I could and would learn to enjoy the world and be less fearful.

I was moving on from being a victim of abuse to a survivor.

I began to think about life after the counselling and what I could do. Throughout my life people had seemed to trust me and I was a regular confidante for family and friends. My abuser had given the reason for abusing me as being too nice and too caring. Perhaps, I thought, I could also reclaim these qualities and use them in a positive way to help others overcome the issues they faced, I talked this through with my counsellor, who agreed.

I took the decision to start training as a therapist.

The Work Begins

I do not remember how or where I stumbled across the details about SurvivorsUK, I think it may have been trawling through the Yellow Pages.

Finally, the help I needed
Finally, the help I needed
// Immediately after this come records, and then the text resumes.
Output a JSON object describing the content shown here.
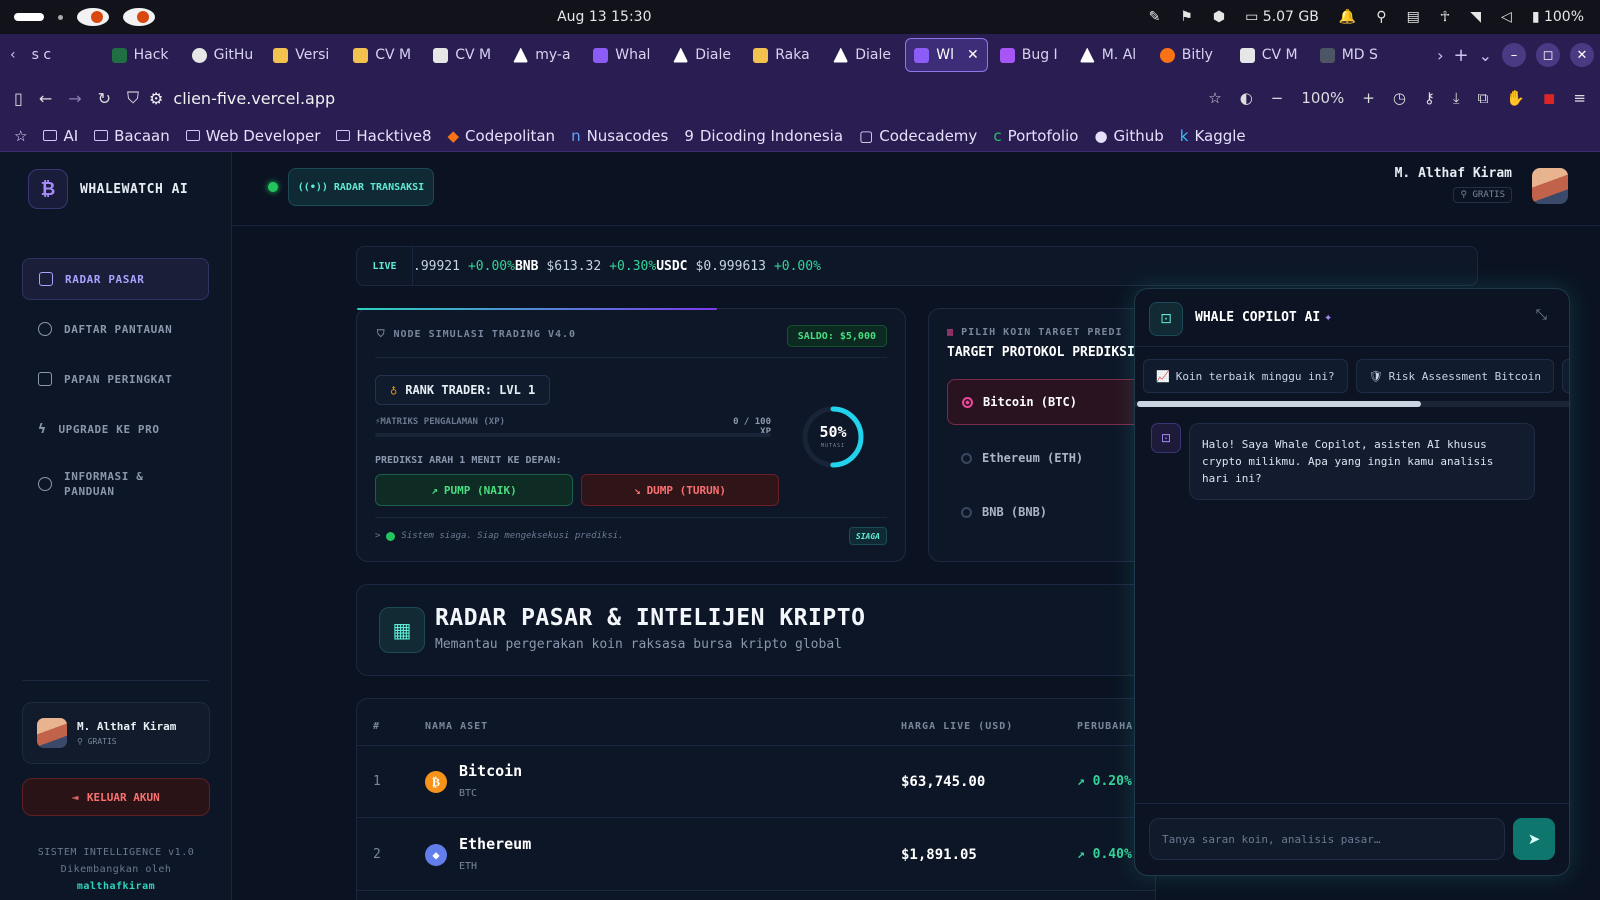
{
  "os": {
    "datetime": "Aug 13  15:30",
    "memory": "5.07 GB",
    "battery": "100%"
  },
  "browser": {
    "tabs": [
      {
        "label": "s c"
      },
      {
        "label": "Hack"
      },
      {
        "label": "GitHu"
      },
      {
        "label": "Versi"
      },
      {
        "label": "CV M"
      },
      {
        "label": "CV M"
      },
      {
        "label": "my-a"
      },
      {
        "label": "Whal"
      },
      {
        "label": "Diale"
      },
      {
        "label": "Raka"
      },
      {
        "label": "Diale"
      },
      {
        "label": "Wl"
      },
      {
        "label": "Bug I"
      },
      {
        "label": "M. Al"
      },
      {
        "label": "Bitly"
      },
      {
        "label": "CV M"
      },
      {
        "label": "MD S"
      }
    ],
    "url": "clien-five.vercel.app",
    "zoom": "100%",
    "bookmarks": [
      "AI",
      "Bacaan",
      "Web Developer",
      "Hacktive8",
      "Codepolitan",
      "Nusacodes",
      "Dicoding Indonesia",
      "Codecademy",
      "Portofolio",
      "Github",
      "Kaggle"
    ]
  },
  "sidebar": {
    "brand": "WHALEWATCH AI",
    "items": [
      {
        "label": "RADAR PASAR",
        "active": true
      },
      {
        "label": "DAFTAR PANTAUAN"
      },
      {
        "label": "PAPAN PERINGKAT"
      },
      {
        "label": "UPGRADE KE PRO"
      },
      {
        "label": "INFORMASI & PANDUAN"
      }
    ],
    "user_name": "M. Althaf Kiram",
    "user_plan": "GRATIS",
    "logout": "KELUAR AKUN",
    "footer_line1": "SISTEM INTELLIGENCE v1.0",
    "footer_line2": "Dikembangkan oleh",
    "footer_link": "malthafkiram"
  },
  "header": {
    "radar_tab": "RADAR TRANSAKSI",
    "user_name": "M. Althaf Kiram",
    "user_plan": "GRATIS"
  },
  "ticker": {
    "live": "LIVE",
    "items": [
      {
        "symbol": "",
        "price": ".99921",
        "change": "+0.00%"
      },
      {
        "symbol": "BNB",
        "price": "$613.32",
        "change": "+0.30%"
      },
      {
        "symbol": "USDC",
        "price": "$0.999613",
        "change": "+0.00%"
      }
    ]
  },
  "simulation": {
    "title": "NODE SIMULASI TRADING V4.0",
    "saldo": "SALDO: $5,000",
    "rank": "RANK TRADER: LVL 1",
    "xp_label": "MATRIKS PENGALAMAN (XP)",
    "xp_value": "0 / 100 XP",
    "xp_fraction": 0,
    "gauge_text": "50%",
    "gauge_fraction": 0.5,
    "gauge_sub": "MUTASI",
    "predict_label": "PREDIKSI ARAH 1 MENIT KE DEPAN:",
    "pump": "PUMP (NAIK)",
    "dump": "DUMP (TURUN)",
    "console": "Sistem siaga. Siap mengeksekusi prediksi.",
    "status": "SIAGA"
  },
  "target": {
    "small": "PILIH KOIN TARGET PREDI",
    "title": "TARGET PROTOKOL PREDIKSI",
    "options": [
      {
        "label": "Bitcoin (BTC)",
        "selected": true
      },
      {
        "label": "Ethereum (ETH)"
      },
      {
        "label": "BNB (BNB)"
      }
    ]
  },
  "radar": {
    "title": "RADAR PASAR & INTELIJEN KRIPTO",
    "subtitle": "Memantau pergerakan koin raksasa bursa kripto global",
    "headers": {
      "rank": "#",
      "asset": "NAMA ASET",
      "price": "HARGA LIVE (USD)",
      "change": "PERUBAHA"
    },
    "rows": [
      {
        "rank": "1",
        "name": "Bitcoin",
        "symbol": "BTC",
        "price": "$63,745.00",
        "change": "0.20%",
        "icon_color": "#f7931a",
        "icon_glyph": "₿"
      },
      {
        "rank": "2",
        "name": "Ethereum",
        "symbol": "ETH",
        "price": "$1,891.05",
        "change": "0.40%",
        "icon_color": "#627eea",
        "icon_glyph": "◆"
      }
    ]
  },
  "copilot": {
    "title": "WHALE COPILOT AI",
    "chips": [
      {
        "icon": "📈",
        "label": "Koin terbaik minggu ini?"
      },
      {
        "icon": "🛡",
        "label": "Risk Assessment Bitcoin"
      }
    ],
    "message": "Halo! Saya Whale Copilot, asisten AI khusus crypto milikmu. Apa yang ingin kamu analisis hari ini?",
    "input_placeholder": "Tanya saran koin, analisis pasar…"
  }
}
I do remember calling them and speaking to a female volunteer who actually listened and invited me to call back. After a couple of calls, I was asked if I’d be interested in one to one counselling or group work with them. After all my previous attempts had been shot down and had my experiences minimized by the professionals, I wasn’t sure if my abuse had been bad enough or if I was really that much in need of help.

We arranged for me to visit one of their co-ordinators to discuss what options would be available. Everything seems so blurry now; people really caring about the abuse, listening to me and wanting to help….why had it taken over 15 years and so much effort for someone to finally take me seriously? Was it too good to be true, would these people also let me down? I was filled with fear and anxiety at the prospect of opening up again, but went along anyway…what had I got to lose?

I met the co-ordinator who was very relaxed and open, he thought group work wouldn’t be a good option for me at this time and that I would benefit from individual counselling and he had the very person in mind.

I met my prospective counsellor for an assessment on both sides. He was completely frank and honest with me, explained that he was also a survivor and gay, I was asked if that would be an issue for me as my abuser had been a man. I could not believe it, I was being asked and given choices. I had no problem, felt at ease with him and the counselling started. It would be for an initial 6 weeks then a review, there would be no cost and I could go along as long as I felt I needed.

I had thought a great deal about the issues I would need to address; anger, guilt, fear, loss. It would take me about 6 weeks to get through that lot I thought, so that would be okay.

I went every week for the next 3 years.

Hello world! I’m a Survivor!

Me as a child
Me as a child

I’ve resisted for a long time to go really public about my own experiences of surviving child sexual abuse. Not because of shame, guilt or unresolved issues, but more because I wanted to protect my nearest and dearest from these issues and how other people would react. It is very sad, that even today, being a VICTIM of abuse does make a difference on how people relate and react to you.

Well my kids are now more grown up and my wife, Yvonne knows all about the abuse and has been through my recovery with me. I discussed with my two teenage sons about going public and if they felt comfortable with me doing it. Independently of each other they both said; “If it can help other people you should do it”. I was so proud of them.

I do not want this blog to be me writing about how damaged I am or about how bad my abuse was. What I want to do is give people hope….and there is always hope, that with the right support and help, you can recover from the trauma of child abuse.

So the ¬£64,000 question (or $64,000 for any Americans out there!); what is recovery? When I use that term, I do not mean forgetting or necessarily forgiving, I do not mean never feeling sad or unhappy again. For me, recovery is reclaiming my life and taking back control and making the very best of what I have and accepting life “warts and all” (Oliver Cromwell).

Another reason for this blog is that there are simply not enough resources, stories or coverage on male abuse; I just hope I can help a little in addressing this issue. So for those who are interested, my next post will be the beginning of my story.

If this blog can help just one person, then it would have fulfilled it’s purpose.